• The Heb. cophorelh is derived from a word which signifies ditions say was blue, might point out to them to cover or overspread, because, by an act of pardon, sins are
represented as being covered, so that they no longer appear in that true tabernacle which God had pitched, the eye of divine justice, to displease and call for punishinent; and not man.
Nor was spiritual instruction to be and the person of the offender is covered, or protected from the less derived from entering the sacred tent. For, stroke of the broken law. In the Septuagint, the word hilas
terion is used, which signifies a propitiatory, and is the naine in the holy place, the table of shew-bread was a
used by the apostle, Heb. ix, 5. As the word hilasterion, constant acknowledgment of God, as the giver of mercy-seat or propitiatory, is applied to Christ (Rom. iii. 25), every temporal blessing; the candlestick, with the “ whoin God hath set forth to be a PROPITIATION (hilasterion) lamps, pointed to the seven spirits of God, whence through faith in his blood—for the remission of sins that are

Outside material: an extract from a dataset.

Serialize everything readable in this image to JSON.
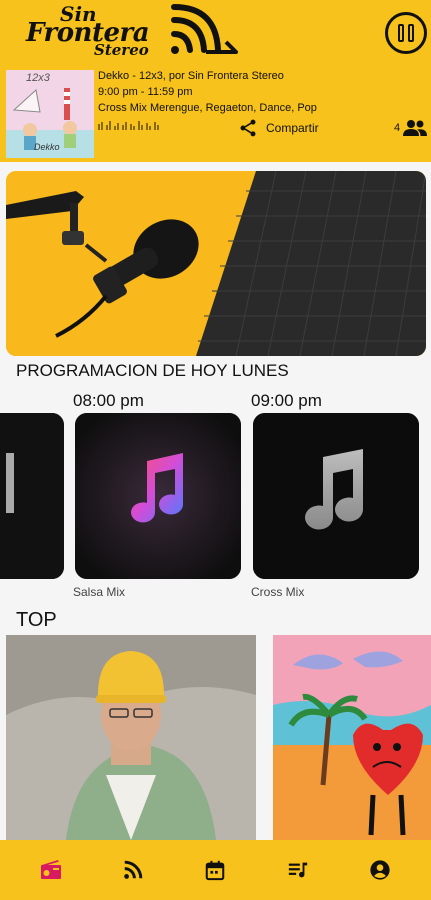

past,” we learn that Christ was the true mercy-seat, the thing all spiritual illumination proceeded ; and the altar signified by the caphoreth, to the ancient believers.
And we of incense taught them the efficacy of prayer, learn further, that it was by his blood that an atonement was to when offered up from a pure heart, and perfumed be made for the sins of the world. And as God showed himself with the incense of the Messiah’s merits. Nor it is said, “ God was in Christ, reconciling the world unto him

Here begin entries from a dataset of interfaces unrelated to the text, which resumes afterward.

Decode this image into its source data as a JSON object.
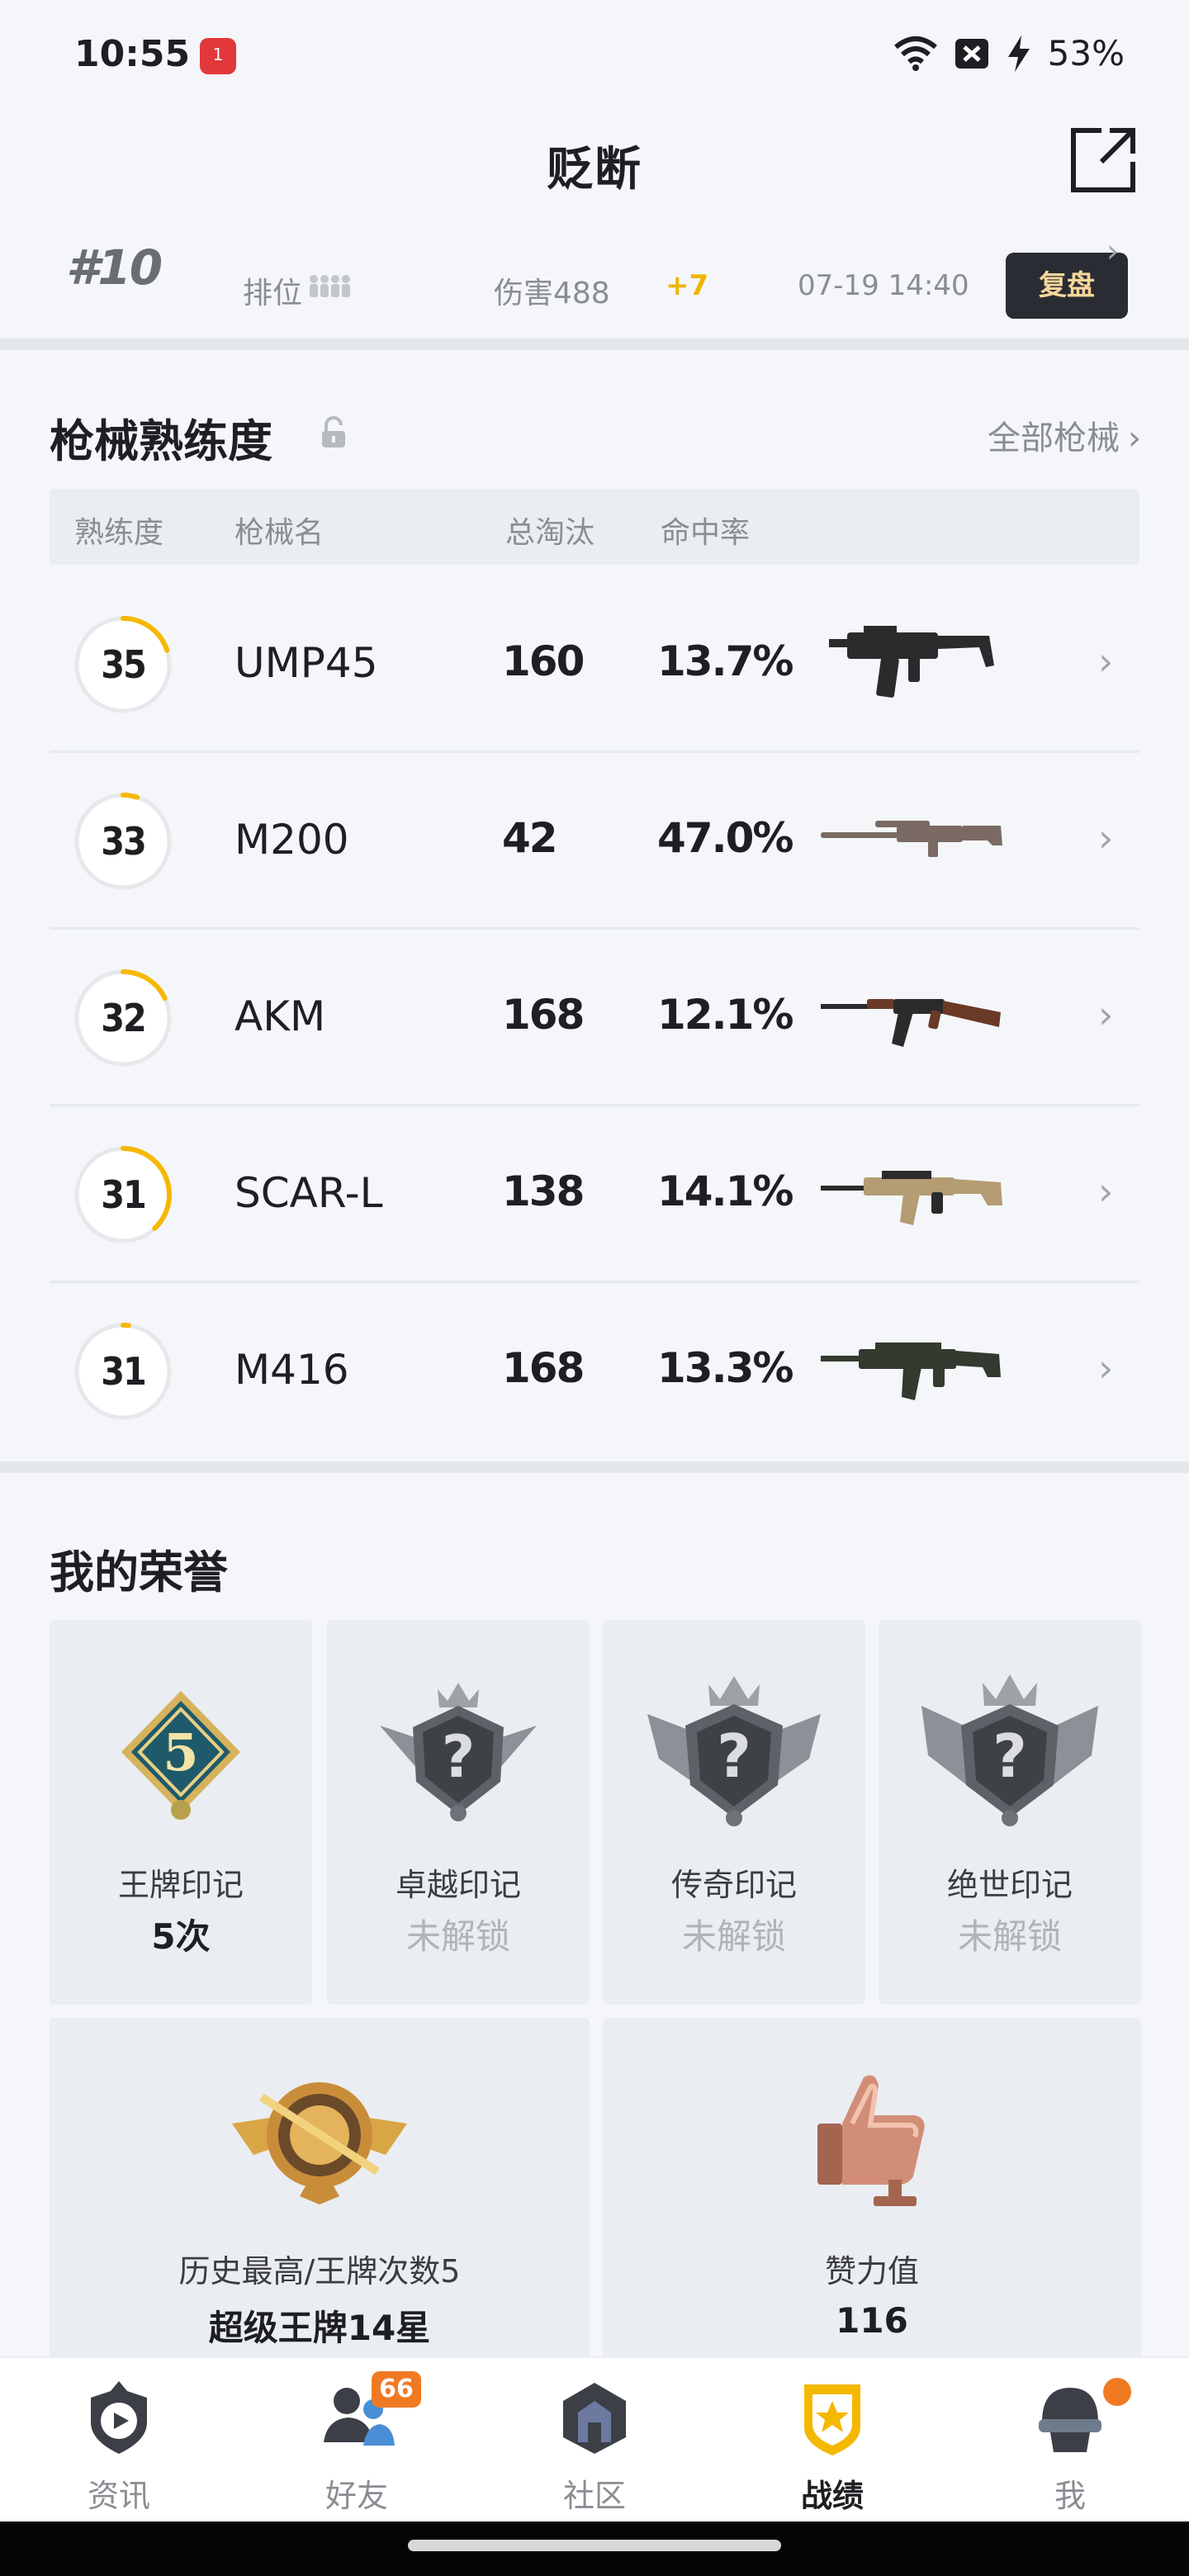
{
  "status_bar": {
    "time": "10:55",
    "notification_count": "1",
    "battery": "53%",
    "icons": [
      "wifi-icon",
      "no-sim-icon",
      "charging-icon"
    ]
  },
  "header": {
    "title": "贬断",
    "share_icon": "share-external-icon"
  },
  "recent_match": {
    "rank": "#10",
    "mode": "排位",
    "damage": "伤害488",
    "score_change": "+7",
    "time": "07-19 14:40",
    "replay_label": "复盘"
  },
  "weapon_mastery": {
    "title": "枪械熟练度",
    "all_link": "全部枪械",
    "columns": {
      "mastery": "熟练度",
      "name": "枪械名",
      "kills": "总淘汰",
      "accuracy": "命中率"
    },
    "rows": [
      {
        "level": "35",
        "progress": 0.2,
        "name": "UMP45",
        "kills": "160",
        "accuracy": "13.7%",
        "gun": "smg"
      },
      {
        "level": "33",
        "progress": 0.05,
        "name": "M200",
        "kills": "42",
        "accuracy": "47.0%",
        "gun": "sniper"
      },
      {
        "level": "32",
        "progress": 0.18,
        "name": "AKM",
        "kills": "168",
        "accuracy": "12.1%",
        "gun": "ak"
      },
      {
        "level": "31",
        "progress": 0.38,
        "name": "SCAR-L",
        "kills": "138",
        "accuracy": "14.1%",
        "gun": "scar"
      },
      {
        "level": "31",
        "progress": 0.02,
        "name": "M416",
        "kills": "168",
        "accuracy": "13.3%",
        "gun": "m416"
      }
    ]
  },
  "honors": {
    "title": "我的荣誉",
    "marks": [
      {
        "label": "王牌印记",
        "value": "5次",
        "badge": "ace-mark-badge",
        "locked": false,
        "badge_number": "5"
      },
      {
        "label": "卓越印记",
        "value": "未解锁",
        "badge": "excellence-mark-badge",
        "locked": true
      },
      {
        "label": "传奇印记",
        "value": "未解锁",
        "badge": "legend-mark-badge",
        "locked": true
      },
      {
        "label": "绝世印记",
        "value": "未解锁",
        "badge": "peerless-mark-badge",
        "locked": true
      }
    ],
    "history": {
      "label": "历史最高/王牌次数5",
      "value": "超级王牌14星"
    },
    "likes": {
      "label": "赞力值",
      "value": "116"
    }
  },
  "bottom_nav": {
    "items": [
      {
        "label": "资讯",
        "icon": "news-icon",
        "active": false
      },
      {
        "label": "好友",
        "icon": "friends-icon",
        "active": false,
        "badge": "66"
      },
      {
        "label": "社区",
        "icon": "community-icon",
        "active": false
      },
      {
        "label": "战绩",
        "icon": "record-icon",
        "active": true
      },
      {
        "label": "我",
        "icon": "profile-icon",
        "active": false,
        "dot": true
      }
    ]
  },
  "colors": {
    "accent_yellow": "#f5b800",
    "badge_orange": "#f07a22",
    "background": "#f4f6f9",
    "tile": "#eaedf1"
  }
}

between the cherubim, over this propitiatory or mercy-seat, so were the instructions which might be derived from self," 2 Cor. v. 19, &c. See Dr. A. Clarke on Exod. xxv. 17. the most holy place less important; for the veil, + Brown's Antiq. vol. i., p. 33, &c that separated the two apartments, not only in- # Jennings' Jewish Antiq., b. ii., chap. 1. It is difficult to dicated the partition wall which divided the Jews reconcile this with the fact of Herod's rebuilding the temple of from the rest of the world, and was taken away b. xv., c. 11. For if he pulled down the old temple to its

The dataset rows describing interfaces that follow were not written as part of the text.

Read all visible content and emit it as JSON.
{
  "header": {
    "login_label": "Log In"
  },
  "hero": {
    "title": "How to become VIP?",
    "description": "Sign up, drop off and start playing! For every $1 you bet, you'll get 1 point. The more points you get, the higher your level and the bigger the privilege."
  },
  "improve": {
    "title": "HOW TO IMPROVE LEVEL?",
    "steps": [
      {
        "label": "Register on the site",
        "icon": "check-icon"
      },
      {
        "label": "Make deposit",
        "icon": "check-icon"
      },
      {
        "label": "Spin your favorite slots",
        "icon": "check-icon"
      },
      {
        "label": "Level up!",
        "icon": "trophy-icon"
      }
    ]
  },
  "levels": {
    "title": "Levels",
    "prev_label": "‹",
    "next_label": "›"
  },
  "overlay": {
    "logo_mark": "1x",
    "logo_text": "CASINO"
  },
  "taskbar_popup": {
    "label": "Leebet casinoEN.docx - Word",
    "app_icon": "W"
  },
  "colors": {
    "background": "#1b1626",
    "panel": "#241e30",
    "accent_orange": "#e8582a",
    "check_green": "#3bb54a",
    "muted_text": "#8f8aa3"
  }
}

Zerubbabel, as he is stated to have done by Josephus, Ant., by the death of Christ, but also that veil which foundations, and erected a new one, it is plain that this was a still conceals from mortal view the place of God's building as totally distinct from that of Zerubbabel, as that of peculiar residence; the tables of the law were an
Zerubbabel was from the temple of Solomon. How then are instance of God's condescension to his chosen Saviour did not appear while the second temple was standing?
we to reconcile the prophecy above cited, with the fact that our people; the rod that budded was emblematical of for we can hardly suppose that the Jewish historian has erred the unrivalled honour and unfading glory of a
in the statement which he has here made, corroborated as that greater than Aaron ; and the pot of manna, de- statement is by the evangelist in John ii. 20. Dr. Blaney has posited in the ark, typified the hidden manna, of brew," he remarks, the words will be found to stand precisely
attempted to do this by a different rendering. “In the He which all the saints are partakers, while travelling thus: Great shall be the glory of this house, the latter more